The 30,000 increase in weekly unemployment claims was accompanied by a slight decrease in unemployment benefit claims from the federal pandemic, a separate program for workers who are not eligible for regular state benefits, the Labor Department said on Wednesday.
In total, nearly 1.1 million Americans filed unemployment claims for the first time last week, and about 20.5 million are receiving unemployment benefits, more than eight months since the coronavirus crisis began in the US.

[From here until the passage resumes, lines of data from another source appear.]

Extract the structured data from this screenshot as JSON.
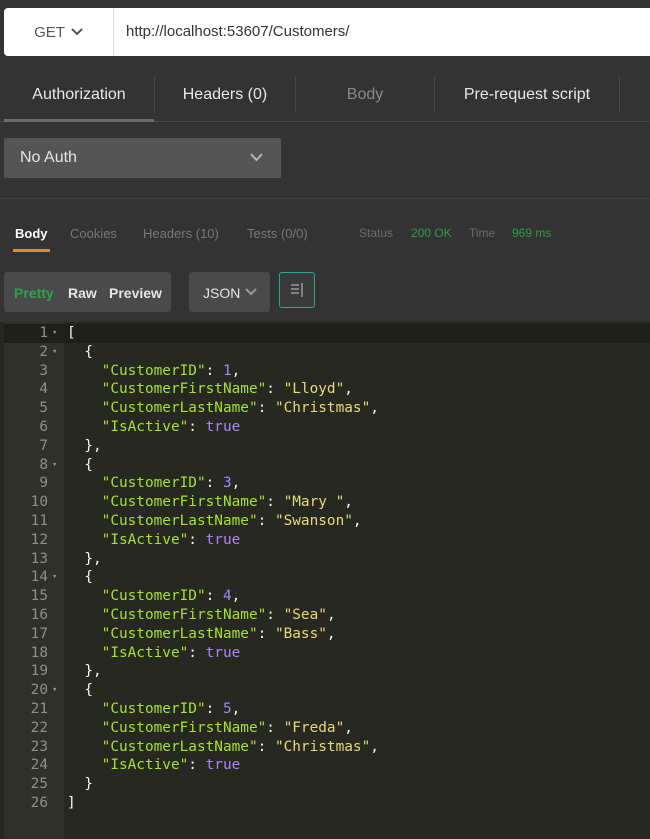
{
  "request": {
    "method": "GET",
    "url": "http://localhost:53607/Customers/"
  },
  "request_tabs": {
    "authorization": "Authorization",
    "headers": "Headers (0)",
    "body": "Body",
    "prerequest": "Pre-request script"
  },
  "auth": {
    "selected": "No Auth"
  },
  "response_tabs": {
    "body": "Body",
    "cookies": "Cookies",
    "headers": "Headers (10)",
    "tests": "Tests (0/0)",
    "status_label": "Status",
    "status_value": "200 OK",
    "time_label": "Time",
    "time_value": "969 ms"
  },
  "view": {
    "pretty": "Pretty",
    "raw": "Raw",
    "preview": "Preview",
    "format": "JSON",
    "wrap_icon": "wrap-lines-icon"
  },
  "colors": {
    "accent_orange": "#e68a26",
    "status_green": "#2f9b4a",
    "json_key": "#a6e22e",
    "json_string": "#e6db74",
    "json_number": "#ae81ff"
  },
  "editor": {
    "lines": [
      {
        "num": "1",
        "fold": true,
        "parts": [
          {
            "t": "p",
            "v": "["
          }
        ]
      },
      {
        "num": "2",
        "fold": true,
        "parts": [
          {
            "t": "p",
            "v": "  {"
          }
        ]
      },
      {
        "num": "3",
        "parts": [
          {
            "t": "p",
            "v": "    "
          },
          {
            "t": "k",
            "v": "\"CustomerID\""
          },
          {
            "t": "p",
            "v": ": "
          },
          {
            "t": "n",
            "v": "1"
          },
          {
            "t": "p",
            "v": ","
          }
        ]
      },
      {
        "num": "4",
        "parts": [
          {
            "t": "p",
            "v": "    "
          },
          {
            "t": "k",
            "v": "\"CustomerFirstName\""
          },
          {
            "t": "p",
            "v": ": "
          },
          {
            "t": "s",
            "v": "\"Lloyd\""
          },
          {
            "t": "p",
            "v": ","
          }
        ]
      },
      {
        "num": "5",
        "parts": [
          {
            "t": "p",
            "v": "    "
          },
          {
            "t": "k",
            "v": "\"CustomerLastName\""
          },
          {
            "t": "p",
            "v": ": "
          },
          {
            "t": "s",
            "v": "\"Christmas\""
          },
          {
            "t": "p",
            "v": ","
          }
        ]
      },
      {
        "num": "6",
        "parts": [
          {
            "t": "p",
            "v": "    "
          },
          {
            "t": "k",
            "v": "\"IsActive\""
          },
          {
            "t": "p",
            "v": ": "
          },
          {
            "t": "n",
            "v": "true"
          }
        ]
      },
      {
        "num": "7",
        "parts": [
          {
            "t": "p",
            "v": "  },"
          }
        ]
      },
      {
        "num": "8",
        "fold": true,
        "parts": [
          {
            "t": "p",
            "v": "  {"
          }
        ]
      },
      {
        "num": "9",
        "parts": [
          {
            "t": "p",
            "v": "    "
          },
          {
            "t": "k",
            "v": "\"CustomerID\""
          },
          {
            "t": "p",
            "v": ": "
          },
          {
            "t": "n",
            "v": "3"
          },
          {
            "t": "p",
            "v": ","
          }
        ]
      },
      {
        "num": "10",
        "parts": [
          {
            "t": "p",
            "v": "    "
          },
          {
            "t": "k",
            "v": "\"CustomerFirstName\""
          },
          {
            "t": "p",
            "v": ": "
          },
          {
            "t": "s",
            "v": "\"Mary \""
          },
          {
            "t": "p",
            "v": ","
          }
        ]
      },
      {
        "num": "11",
        "parts": [
          {
            "t": "p",
            "v": "    "
          },
          {
            "t": "k",
            "v": "\"CustomerLastName\""
          },
          {
            "t": "p",
            "v": ": "
          },
          {
            "t": "s",
            "v": "\"Swanson\""
          },
          {
            "t": "p",
            "v": ","
          }
        ]
      },
      {
        "num": "12",
        "parts": [
          {
            "t": "p",
            "v": "    "
          },
          {
            "t": "k",
            "v": "\"IsActive\""
          },
          {
            "t": "p",
            "v": ": "
          },
          {
            "t": "n",
            "v": "true"
          }
        ]
      },
      {
        "num": "13",
        "parts": [
          {
            "t": "p",
            "v": "  },"
          }
        ]
      },
      {
        "num": "14",
        "fold": true,
        "parts": [
          {
            "t": "p",
            "v": "  {"
          }
        ]
      },
      {
        "num": "15",
        "parts": [
          {
            "t": "p",
            "v": "    "
          },
          {
            "t": "k",
            "v": "\"CustomerID\""
          },
          {
            "t": "p",
            "v": ": "
          },
          {
            "t": "n",
            "v": "4"
          },
          {
            "t": "p",
            "v": ","
          }
        ]
      },
      {
        "num": "16",
        "parts": [
          {
            "t": "p",
            "v": "    "
          },
          {
            "t": "k",
            "v": "\"CustomerFirstName\""
          },
          {
            "t": "p",
            "v": ": "
          },
          {
            "t": "s",
            "v": "\"Sea\""
          },
          {
            "t": "p",
            "v": ","
          }
        ]
      },
      {
        "num": "17",
        "parts": [
          {
            "t": "p",
            "v": "    "
          },
          {
            "t": "k",
            "v": "\"CustomerLastName\""
          },
          {
            "t": "p",
            "v": ": "
          },
          {
            "t": "s",
            "v": "\"Bass\""
          },
          {
            "t": "p",
            "v": ","
          }
        ]
      },
      {
        "num": "18",
        "parts": [
          {
            "t": "p",
            "v": "    "
          },
          {
            "t": "k",
            "v": "\"IsActive\""
          },
          {
            "t": "p",
            "v": ": "
          },
          {
            "t": "n",
            "v": "true"
          }
        ]
      },
      {
        "num": "19",
        "parts": [
          {
            "t": "p",
            "v": "  },"
          }
        ]
      },
      {
        "num": "20",
        "fold": true,
        "parts": [
          {
            "t": "p",
            "v": "  {"
          }
        ]
      },
      {
        "num": "21",
        "parts": [
          {
            "t": "p",
            "v": "    "
          },
          {
            "t": "k",
            "v": "\"CustomerID\""
          },
          {
            "t": "p",
            "v": ": "
          },
          {
            "t": "n",
            "v": "5"
          },
          {
            "t": "p",
            "v": ","
          }
        ]
      },
      {
        "num": "22",
        "parts": [
          {
            "t": "p",
            "v": "    "
          },
          {
            "t": "k",
            "v": "\"CustomerFirstName\""
          },
          {
            "t": "p",
            "v": ": "
          },
          {
            "t": "s",
            "v": "\"Freda\""
          },
          {
            "t": "p",
            "v": ","
          }
        ]
      },
      {
        "num": "23",
        "parts": [
          {
            "t": "p",
            "v": "    "
          },
          {
            "t": "k",
            "v": "\"CustomerLastName\""
          },
          {
            "t": "p",
            "v": ": "
          },
          {
            "t": "s",
            "v": "\"Christmas\""
          },
          {
            "t": "p",
            "v": ","
          }
        ]
      },
      {
        "num": "24",
        "parts": [
          {
            "t": "p",
            "v": "    "
          },
          {
            "t": "k",
            "v": "\"IsActive\""
          },
          {
            "t": "p",
            "v": ": "
          },
          {
            "t": "n",
            "v": "true"
          }
        ]
      },
      {
        "num": "25",
        "parts": [
          {
            "t": "p",
            "v": "  }"
          }
        ]
      },
      {
        "num": "26",
        "parts": [
          {
            "t": "p",
            "v": "]"
          }
        ]
      }
    ]
  }
}
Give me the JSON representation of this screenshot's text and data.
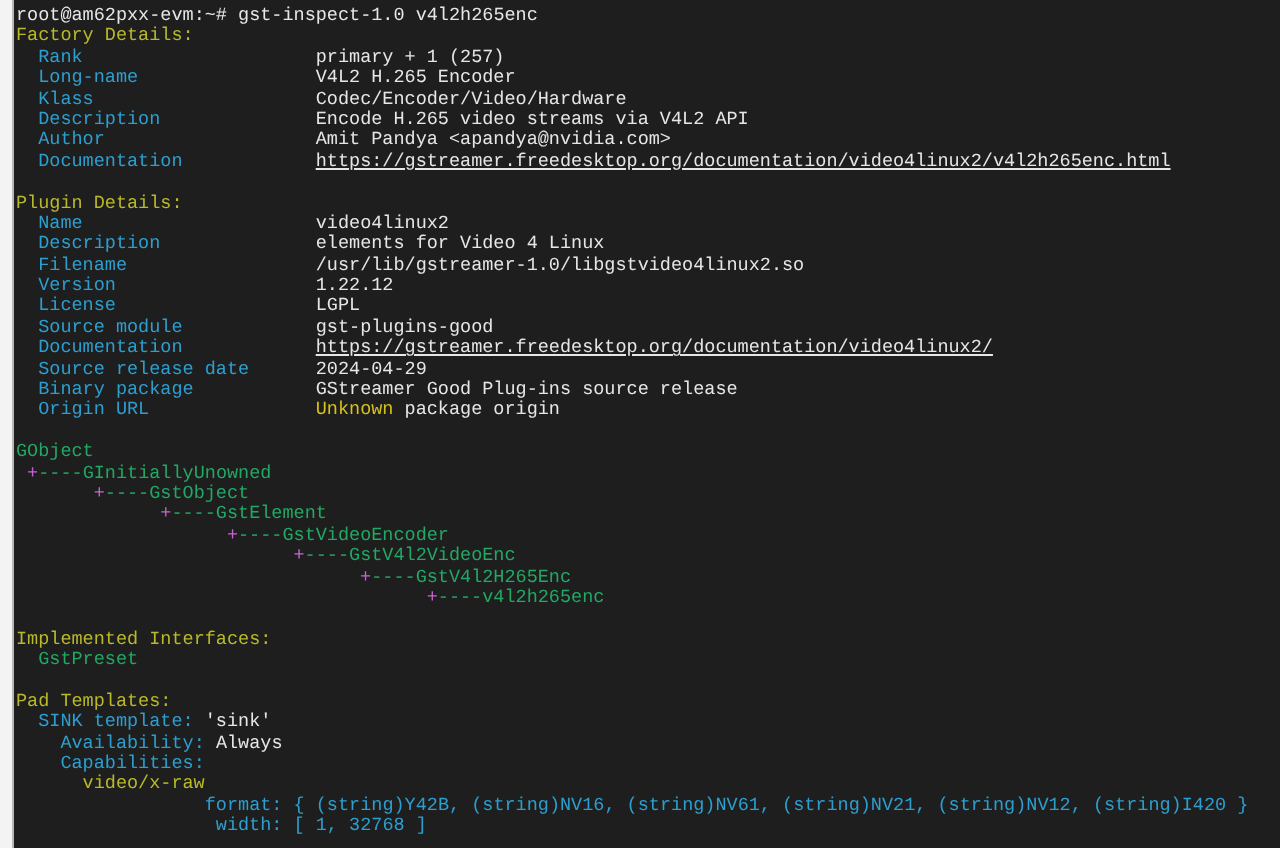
{
  "prompt": "root@am62pxx-evm:~# gst-inspect-1.0 v4l2h265enc",
  "factory_details": {
    "title": "Factory Details:",
    "rows": [
      {
        "key": "Rank",
        "value": "primary + 1 (257)",
        "kind": "text"
      },
      {
        "key": "Long-name",
        "value": "V4L2 H.265 Encoder",
        "kind": "text"
      },
      {
        "key": "Klass",
        "value": "Codec/Encoder/Video/Hardware",
        "kind": "text"
      },
      {
        "key": "Description",
        "value": "Encode H.265 video streams via V4L2 API",
        "kind": "text"
      },
      {
        "key": "Author",
        "value": "Amit Pandya <apandya@nvidia.com>",
        "kind": "text"
      },
      {
        "key": "Documentation",
        "value": "https://gstreamer.freedesktop.org/documentation/video4linux2/v4l2h265enc.html",
        "kind": "link"
      }
    ]
  },
  "plugin_details": {
    "title": "Plugin Details:",
    "rows": [
      {
        "key": "Name",
        "value": "video4linux2",
        "kind": "text"
      },
      {
        "key": "Description",
        "value": "elements for Video 4 Linux",
        "kind": "text"
      },
      {
        "key": "Filename",
        "value": "/usr/lib/gstreamer-1.0/libgstvideo4linux2.so",
        "kind": "text"
      },
      {
        "key": "Version",
        "value": "1.22.12",
        "kind": "text"
      },
      {
        "key": "License",
        "value": "LGPL",
        "kind": "text"
      },
      {
        "key": "Source module",
        "value": "gst-plugins-good",
        "kind": "text"
      },
      {
        "key": "Documentation",
        "value": "https://gstreamer.freedesktop.org/documentation/video4linux2/",
        "kind": "link"
      },
      {
        "key": "Source release date",
        "value": "2024-04-29",
        "kind": "text"
      },
      {
        "key": "Binary package",
        "value": "GStreamer Good Plug-ins source release",
        "kind": "text"
      },
      {
        "key": "Origin URL",
        "value": "Unknown",
        "suffix": "package origin",
        "kind": "warning"
      }
    ]
  },
  "hierarchy": {
    "name": "GObject",
    "children": [
      {
        "mark": "+",
        "dashes": "----",
        "name": "GInitiallyUnowned",
        "children": [
          {
            "mark": "+",
            "dashes": "----",
            "name": "GstObject",
            "children": [
              {
                "mark": "+",
                "dashes": "----",
                "name": "GstElement",
                "children": [
                  {
                    "mark": "+",
                    "dashes": "----",
                    "name": "GstVideoEncoder",
                    "children": [
                      {
                        "mark": "+",
                        "dashes": "----",
                        "name": "GstV4l2VideoEnc",
                        "children": [
                          {
                            "mark": "+",
                            "dashes": "----",
                            "name": "GstV4l2H265Enc",
                            "children": [
                              {
                                "mark": "+",
                                "dashes": "----",
                                "name": "v4l2h265enc"
                              }
                            ]
                          }
                        ]
                      }
                    ]
                  }
                ]
              }
            ]
          }
        ]
      }
    ]
  },
  "interfaces": {
    "title": "Implemented Interfaces:",
    "items": [
      "GstPreset"
    ]
  },
  "pad_templates": {
    "title": "Pad Templates:",
    "templates": [
      {
        "label": "SINK template:",
        "name": "'sink'",
        "availability_label": "Availability:",
        "availability": "Always",
        "capabilities_label": "Capabilities:",
        "caps": [
          {
            "media": "video/x-raw",
            "fields": [
              {
                "key": "format:",
                "value": "{ (string)Y42B, (string)NV16, (string)NV61, (string)NV21, (string)NV12, (string)I420 }"
              },
              {
                "key": "width:",
                "value": "[ 1, 32768 ]"
              }
            ]
          }
        ]
      }
    ]
  }
}
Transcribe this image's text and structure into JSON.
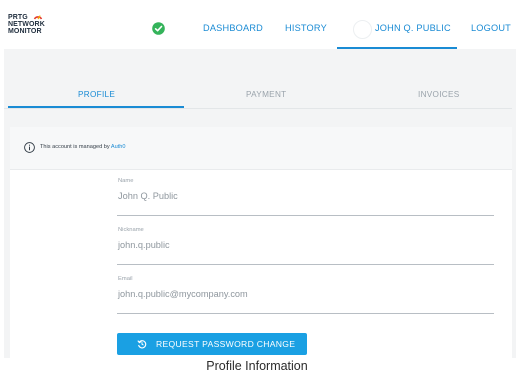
{
  "brand": {
    "logo_lines": [
      "PRTG",
      "NETWORK",
      "MONITOR"
    ],
    "icon": "prtg-arc-logo",
    "colors": {
      "arc_red": "#e23b2e",
      "arc_yellow": "#f4b400",
      "text": "#1f2d3d"
    }
  },
  "header": {
    "status_icon": "check-circle-icon",
    "status_color": "#34b35a",
    "nav": {
      "dashboard": "DASHBOARD",
      "history": "HISTORY",
      "user": "JOHN Q. PUBLIC",
      "logout": "LOGOUT"
    },
    "accent": "#1a8bd4"
  },
  "tabs": [
    {
      "label": "PROFILE",
      "active": true
    },
    {
      "label": "PAYMENT",
      "active": false
    },
    {
      "label": "INVOICES",
      "active": false
    }
  ],
  "notice": {
    "icon": "info-icon",
    "text": "This account is managed by",
    "link": "Auth0"
  },
  "form": {
    "fields": [
      {
        "label": "Name",
        "value": "John Q. Public"
      },
      {
        "label": "Nickname",
        "value": "john.q.public"
      },
      {
        "label": "Email",
        "value": "john.q.public@mycompany.com"
      }
    ],
    "reset_button": {
      "icon": "history-reset-icon",
      "label": "REQUEST PASSWORD CHANGE",
      "color": "#1aa0e3"
    }
  },
  "caption": "Profile Information"
}
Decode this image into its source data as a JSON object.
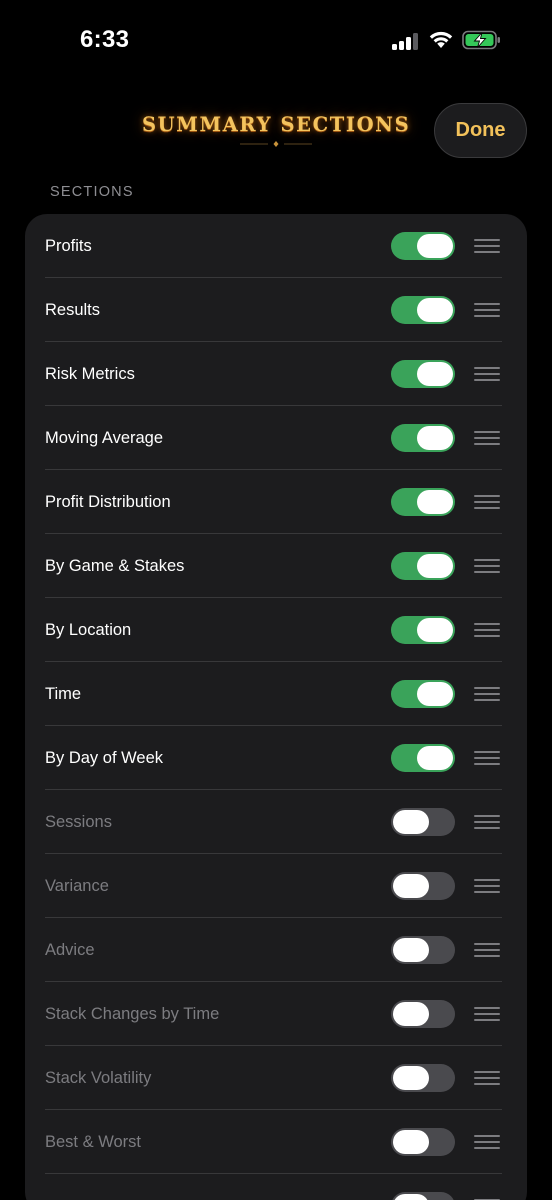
{
  "status_bar": {
    "time": "6:33",
    "signal_icon": "cellular-signal-icon",
    "wifi_icon": "wifi-icon",
    "battery_icon": "battery-charging-icon"
  },
  "header": {
    "title": "SUMMARY SECTIONS",
    "done_label": "Done"
  },
  "section_header": "SECTIONS",
  "colors": {
    "toggle_on": "#3aa35a",
    "toggle_off": "#4a4a4e",
    "accent_gold": "#f2c15a",
    "card_bg": "#1c1c1e"
  },
  "sections": [
    {
      "label": "Profits",
      "enabled": true
    },
    {
      "label": "Results",
      "enabled": true
    },
    {
      "label": "Risk Metrics",
      "enabled": true
    },
    {
      "label": "Moving Average",
      "enabled": true
    },
    {
      "label": "Profit Distribution",
      "enabled": true
    },
    {
      "label": "By Game & Stakes",
      "enabled": true
    },
    {
      "label": "By Location",
      "enabled": true
    },
    {
      "label": "Time",
      "enabled": true
    },
    {
      "label": "By Day of Week",
      "enabled": true
    },
    {
      "label": "Sessions",
      "enabled": false
    },
    {
      "label": "Variance",
      "enabled": false
    },
    {
      "label": "Advice",
      "enabled": false
    },
    {
      "label": "Stack Changes by Time",
      "enabled": false
    },
    {
      "label": "Stack Volatility",
      "enabled": false
    },
    {
      "label": "Best & Worst",
      "enabled": false
    },
    {
      "label": "",
      "enabled": false
    }
  ]
}
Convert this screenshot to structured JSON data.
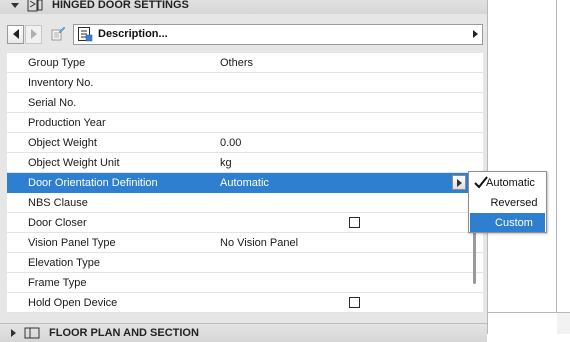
{
  "section_top": {
    "title": "HINGED DOOR SETTINGS",
    "icon": "hinged-door-settings-icon"
  },
  "toolbar": {
    "prev_icon": "arrow-left-icon",
    "next_icon": "arrow-right-icon",
    "edit_icon": "edit-parameters-icon",
    "dropdown_label": "Description...",
    "dropdown_icon": "description-list-icon"
  },
  "parameters": [
    {
      "name": "Group Type",
      "value": "Others",
      "checkbox": false
    },
    {
      "name": "Inventory No.",
      "value": "",
      "checkbox": false
    },
    {
      "name": "Serial No.",
      "value": "",
      "checkbox": false
    },
    {
      "name": "Production Year",
      "value": "",
      "checkbox": false
    },
    {
      "name": "Object Weight",
      "value": "0.00",
      "checkbox": false
    },
    {
      "name": "Object Weight Unit",
      "value": "kg",
      "checkbox": false
    },
    {
      "name": "Door Orientation Definition",
      "value": "Automatic",
      "checkbox": false,
      "selected": true
    },
    {
      "name": "NBS Clause",
      "value": "",
      "checkbox": false
    },
    {
      "name": "Door Closer",
      "value": "",
      "checkbox": true,
      "checked": false
    },
    {
      "name": "Vision Panel Type",
      "value": "No Vision Panel",
      "checkbox": false
    },
    {
      "name": "Elevation Type",
      "value": "",
      "checkbox": false
    },
    {
      "name": "Frame Type",
      "value": "",
      "checkbox": false
    },
    {
      "name": "Hold Open Device",
      "value": "",
      "checkbox": true,
      "checked": false
    }
  ],
  "popup": {
    "options": [
      {
        "label": "Automatic",
        "checked": true
      },
      {
        "label": "Reversed",
        "checked": false
      },
      {
        "label": "Custom",
        "highlighted": true
      }
    ]
  },
  "section_bottom": {
    "title": "FLOOR PLAN AND SECTION",
    "icon": "floor-plan-section-icon"
  },
  "colors": {
    "selection": "#2f7fd1",
    "panel_bg": "#e6e6e6"
  }
}
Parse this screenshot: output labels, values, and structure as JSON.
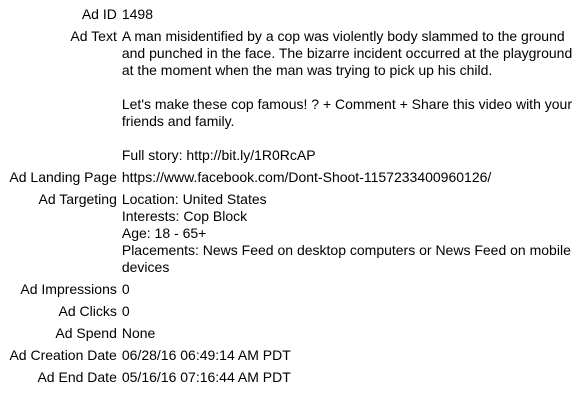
{
  "fields": [
    {
      "label": "Ad ID",
      "value": "1498"
    },
    {
      "label": "Ad Text",
      "paragraphs": [
        "A man misidentified by a cop was violently body slammed to the ground and punched in the face. The bizarre incident occurred at the playground at the moment when the man was trying to pick up his child.",
        "Let's make these cop famous! ? + Comment + Share this video with your friends and family.",
        "Full story: http://bit.ly/1R0RcAP"
      ]
    },
    {
      "label": "Ad Landing Page",
      "value": "https://www.facebook.com/Dont-Shoot-1157233400960126/"
    },
    {
      "label": "Ad Targeting",
      "lines": [
        "Location: United States",
        "Interests: Cop Block",
        "Age: 18 - 65+",
        "Placements: News Feed on desktop computers or News Feed on mobile devices"
      ]
    },
    {
      "label": "Ad Impressions",
      "value": "0"
    },
    {
      "label": "Ad Clicks",
      "value": "0"
    },
    {
      "label": "Ad Spend",
      "value": "None"
    },
    {
      "label": "Ad Creation Date",
      "value": "06/28/16 06:49:14 AM PDT"
    },
    {
      "label": "Ad End Date",
      "value": "05/16/16 07:16:44 AM PDT"
    }
  ]
}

“Promoting vaccine news bodes well for economic activity by mid-2021, but the phasing out of political safety nets in late 2020 means the near-term outlook will be bleak for many heading into the holiday season,” said economist Nancy Vanden Houten at Oxford Economics, wrote on a note.
The discouraging data on unemployment claims comes from the fact that negotiations on possible fresh impetus for the US economy stall with no evidence of serious negotiations between the outgoing Trump administration, Republicans who hold a majority in the US Senate, and Democrats, who control the house of representatives.
Joe Biden, the US president-elect, called for swift action to reach an agreement before he took office in January. So far, however, his vocations have brought little movement.
The labor market report came amid a spate of economic data released Wednesday morning, showing a mixed picture of how the US economy has fared since the first pandemic shock earlier this year.
The US Census Bureau confirmed that the economy recovered at an annualized rate of 33.1 percent – 7.4 percent from the previous quarter – in the third quarter as it recovered from a massive slump at the start of the pandemic.
However, economists are concerned that the pace of growth in the US slowed dramatically in the fourth quarter and production will struggle to return to pre-pandemic levels.
The US trade deficit, which US President Donald Trump cut during his four-year tenure, rose from $ 79.4 billion in September to $ 80.3 billion in October, roughly in line with expectations.
Durable goods orders rose 1.3 percent in October – 0.9 percent more than expected. Orders have risen for six months in a row and manufacturing continues to recover from the coronavirus lockdowns, albeit at a slower pace.
Meanwhile, orders for non-defense-related capital goods, excluding aircraft, which are seen as proxy for corporate investment, rose 0.7 percent above expectations, after rising 1.9 percent the previous month. Despite vaccine breakthroughs, the resurgence of coronavirus cases has clouded the outlook for manufacturing and business investment.